Top of Data provided
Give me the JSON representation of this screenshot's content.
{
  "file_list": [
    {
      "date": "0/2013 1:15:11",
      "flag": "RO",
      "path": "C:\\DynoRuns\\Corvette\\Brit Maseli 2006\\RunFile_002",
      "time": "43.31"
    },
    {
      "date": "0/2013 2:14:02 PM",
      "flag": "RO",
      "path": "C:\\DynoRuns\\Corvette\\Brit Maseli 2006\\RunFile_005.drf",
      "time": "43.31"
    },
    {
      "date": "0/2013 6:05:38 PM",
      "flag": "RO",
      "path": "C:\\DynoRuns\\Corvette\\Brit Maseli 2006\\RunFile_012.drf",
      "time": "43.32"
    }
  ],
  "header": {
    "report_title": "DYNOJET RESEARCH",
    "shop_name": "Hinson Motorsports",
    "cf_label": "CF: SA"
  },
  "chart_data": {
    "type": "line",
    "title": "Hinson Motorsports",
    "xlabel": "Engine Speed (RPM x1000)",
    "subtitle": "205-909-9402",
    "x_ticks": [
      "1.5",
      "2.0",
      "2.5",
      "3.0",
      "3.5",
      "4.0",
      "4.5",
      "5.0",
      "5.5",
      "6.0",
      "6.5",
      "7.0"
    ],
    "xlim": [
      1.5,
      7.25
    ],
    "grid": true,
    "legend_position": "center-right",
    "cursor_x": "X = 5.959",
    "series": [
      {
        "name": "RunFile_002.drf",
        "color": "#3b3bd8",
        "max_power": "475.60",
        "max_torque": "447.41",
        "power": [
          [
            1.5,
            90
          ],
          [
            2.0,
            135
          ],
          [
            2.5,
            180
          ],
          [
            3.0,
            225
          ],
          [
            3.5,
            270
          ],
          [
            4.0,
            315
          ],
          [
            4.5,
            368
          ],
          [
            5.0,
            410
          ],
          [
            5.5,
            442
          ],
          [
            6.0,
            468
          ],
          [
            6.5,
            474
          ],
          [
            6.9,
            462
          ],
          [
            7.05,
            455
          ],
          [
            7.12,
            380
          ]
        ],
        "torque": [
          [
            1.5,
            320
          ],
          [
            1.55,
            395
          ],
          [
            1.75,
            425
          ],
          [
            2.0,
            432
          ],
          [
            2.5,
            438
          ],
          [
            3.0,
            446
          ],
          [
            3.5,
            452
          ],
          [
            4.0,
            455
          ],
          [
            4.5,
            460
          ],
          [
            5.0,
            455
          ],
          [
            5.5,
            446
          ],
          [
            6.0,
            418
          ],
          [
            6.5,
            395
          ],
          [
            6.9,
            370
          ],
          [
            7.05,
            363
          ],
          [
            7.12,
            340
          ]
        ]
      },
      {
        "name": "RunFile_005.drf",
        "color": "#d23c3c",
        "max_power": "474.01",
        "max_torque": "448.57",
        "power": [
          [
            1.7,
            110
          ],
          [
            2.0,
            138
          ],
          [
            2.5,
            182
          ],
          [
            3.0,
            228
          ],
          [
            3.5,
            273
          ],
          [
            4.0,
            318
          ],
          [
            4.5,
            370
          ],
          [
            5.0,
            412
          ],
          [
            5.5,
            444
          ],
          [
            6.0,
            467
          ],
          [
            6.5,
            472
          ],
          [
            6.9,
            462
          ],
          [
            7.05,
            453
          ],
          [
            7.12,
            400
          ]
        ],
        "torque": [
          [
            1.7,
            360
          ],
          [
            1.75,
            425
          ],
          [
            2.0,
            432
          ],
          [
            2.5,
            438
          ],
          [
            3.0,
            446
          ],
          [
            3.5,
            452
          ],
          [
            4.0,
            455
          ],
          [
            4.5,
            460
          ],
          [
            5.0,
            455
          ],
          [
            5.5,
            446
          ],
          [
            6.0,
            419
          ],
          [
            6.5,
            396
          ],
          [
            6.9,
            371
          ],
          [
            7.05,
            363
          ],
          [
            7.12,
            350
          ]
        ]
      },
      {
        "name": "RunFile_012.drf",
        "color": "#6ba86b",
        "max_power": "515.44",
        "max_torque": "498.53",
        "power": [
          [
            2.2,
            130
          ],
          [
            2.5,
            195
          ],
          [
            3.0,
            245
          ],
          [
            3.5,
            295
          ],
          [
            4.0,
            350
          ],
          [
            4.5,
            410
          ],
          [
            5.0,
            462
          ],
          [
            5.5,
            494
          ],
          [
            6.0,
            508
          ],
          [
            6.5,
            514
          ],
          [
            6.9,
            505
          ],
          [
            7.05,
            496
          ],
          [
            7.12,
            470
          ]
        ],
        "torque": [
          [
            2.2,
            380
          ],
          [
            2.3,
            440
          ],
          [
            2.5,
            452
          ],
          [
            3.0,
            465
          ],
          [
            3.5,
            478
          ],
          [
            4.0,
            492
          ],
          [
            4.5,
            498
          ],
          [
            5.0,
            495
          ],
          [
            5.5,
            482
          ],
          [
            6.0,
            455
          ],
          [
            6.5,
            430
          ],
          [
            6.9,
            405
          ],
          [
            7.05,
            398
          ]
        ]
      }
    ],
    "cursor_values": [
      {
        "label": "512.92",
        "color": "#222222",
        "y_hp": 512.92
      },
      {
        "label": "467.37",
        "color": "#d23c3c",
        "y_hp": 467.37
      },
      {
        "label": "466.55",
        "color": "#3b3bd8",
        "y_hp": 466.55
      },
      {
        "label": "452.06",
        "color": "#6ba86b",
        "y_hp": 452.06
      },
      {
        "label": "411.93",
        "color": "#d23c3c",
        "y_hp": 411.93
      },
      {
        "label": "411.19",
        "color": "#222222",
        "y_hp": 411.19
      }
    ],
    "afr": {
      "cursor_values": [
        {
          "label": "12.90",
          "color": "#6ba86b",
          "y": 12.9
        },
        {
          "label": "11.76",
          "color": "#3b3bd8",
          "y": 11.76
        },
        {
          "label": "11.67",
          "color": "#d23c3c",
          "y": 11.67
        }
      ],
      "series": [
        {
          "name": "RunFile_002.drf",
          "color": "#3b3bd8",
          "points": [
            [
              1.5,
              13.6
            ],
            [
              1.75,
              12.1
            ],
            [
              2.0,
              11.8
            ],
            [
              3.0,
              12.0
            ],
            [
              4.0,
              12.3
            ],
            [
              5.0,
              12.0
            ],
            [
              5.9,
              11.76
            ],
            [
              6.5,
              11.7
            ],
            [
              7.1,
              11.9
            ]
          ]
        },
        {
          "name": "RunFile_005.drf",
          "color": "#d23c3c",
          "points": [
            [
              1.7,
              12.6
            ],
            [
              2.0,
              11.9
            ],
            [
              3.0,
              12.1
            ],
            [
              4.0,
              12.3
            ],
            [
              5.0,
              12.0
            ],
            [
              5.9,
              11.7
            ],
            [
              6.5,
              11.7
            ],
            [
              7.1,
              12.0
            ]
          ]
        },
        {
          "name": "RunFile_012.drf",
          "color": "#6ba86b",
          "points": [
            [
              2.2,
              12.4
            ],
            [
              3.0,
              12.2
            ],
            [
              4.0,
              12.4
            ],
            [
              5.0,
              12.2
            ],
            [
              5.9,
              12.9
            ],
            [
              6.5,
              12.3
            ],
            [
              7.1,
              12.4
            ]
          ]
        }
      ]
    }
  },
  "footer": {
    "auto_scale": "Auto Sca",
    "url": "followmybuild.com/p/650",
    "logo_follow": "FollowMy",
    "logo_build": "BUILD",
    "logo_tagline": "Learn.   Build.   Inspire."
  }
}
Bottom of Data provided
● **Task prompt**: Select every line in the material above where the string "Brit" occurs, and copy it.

● **Answer section**:
      "path": "C:\\DynoRuns\\Corvette\\Brit Maseli 2006\\RunFile_002",
      "path": "C:\\DynoRuns\\Corvette\\Brit Maseli 2006\\RunFile_005.drf",
      "path": "C:\\DynoRuns\\Corvette\\Brit Maseli 2006\\RunFile_012.drf",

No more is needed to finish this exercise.